Copy every entry exactly as given, minus the images.

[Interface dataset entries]
--- START ---

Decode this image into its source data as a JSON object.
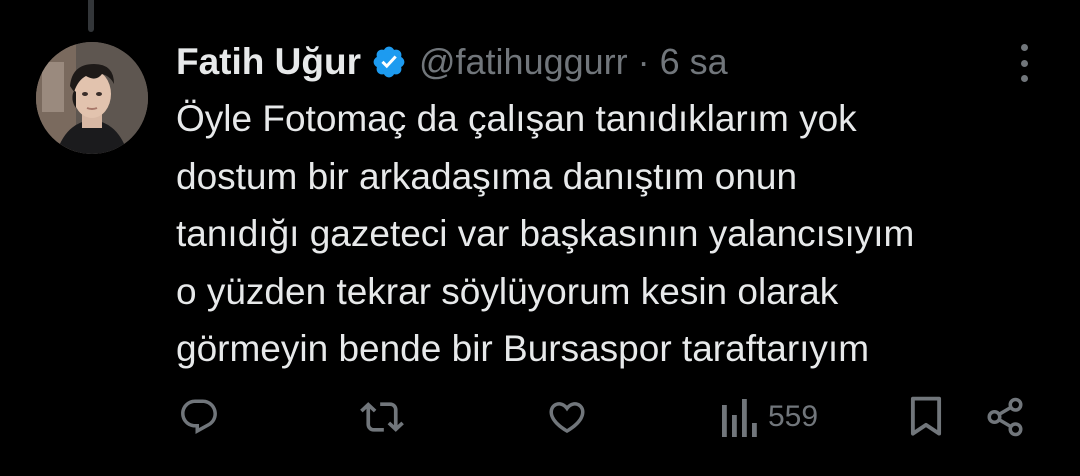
{
  "tweet": {
    "author_name": "Fatih Uğur",
    "handle": "@fatihuggurr",
    "separator": "·",
    "time": "6 sa",
    "verified": true,
    "text_lines": [
      "Öyle Fotomaç da çalışan tanıdıklarım yok",
      "dostum bir arkadaşıma danıştım onun",
      "tanıdığı gazeteci var başkasının yalancısıyım",
      "o yüzden tekrar söylüyorum kesin olarak",
      "görmeyin bende bir Bursaspor taraftarıyım"
    ],
    "views": "559"
  },
  "icons": {
    "verified": "verified-badge-icon",
    "more": "more-options-icon",
    "reply": "reply-icon",
    "retweet": "retweet-icon",
    "like": "like-icon",
    "views": "views-icon",
    "bookmark": "bookmark-icon",
    "share": "share-icon"
  },
  "colors": {
    "background": "#000000",
    "text_primary": "#e7e9ea",
    "text_secondary": "#71767b",
    "verified_blue": "#1d9bf0",
    "thread_line": "#333639"
  }
}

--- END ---

*Response below*.
Decode this image into its source data as a JSON object.
{
  "tweet": {
    "author_name": "Fatih Uğur",
    "handle": "@fatihuggurr",
    "separator": "·",
    "time": "6 sa",
    "verified": true,
    "text_lines": [
      "Öyle Fotomaç da çalışan tanıdıklarım yok",
      "dostum bir arkadaşıma danıştım onun",
      "tanıdığı gazeteci var başkasının yalancısıyım",
      "o yüzden tekrar söylüyorum kesin olarak",
      "görmeyin bende bir Bursaspor taraftarıyım"
    ],
    "views": "559"
  },
  "icons": {
    "verified": "verified-badge-icon",
    "more": "more-options-icon",
    "reply": "reply-icon",
    "retweet": "retweet-icon",
    "like": "like-icon",
    "views": "views-icon",
    "bookmark": "bookmark-icon",
    "share": "share-icon"
  },
  "colors": {
    "background": "#000000",
    "text_primary": "#e7e9ea",
    "text_secondary": "#71767b",
    "verified_blue": "#1d9bf0",
    "thread_line": "#333639"
  }
}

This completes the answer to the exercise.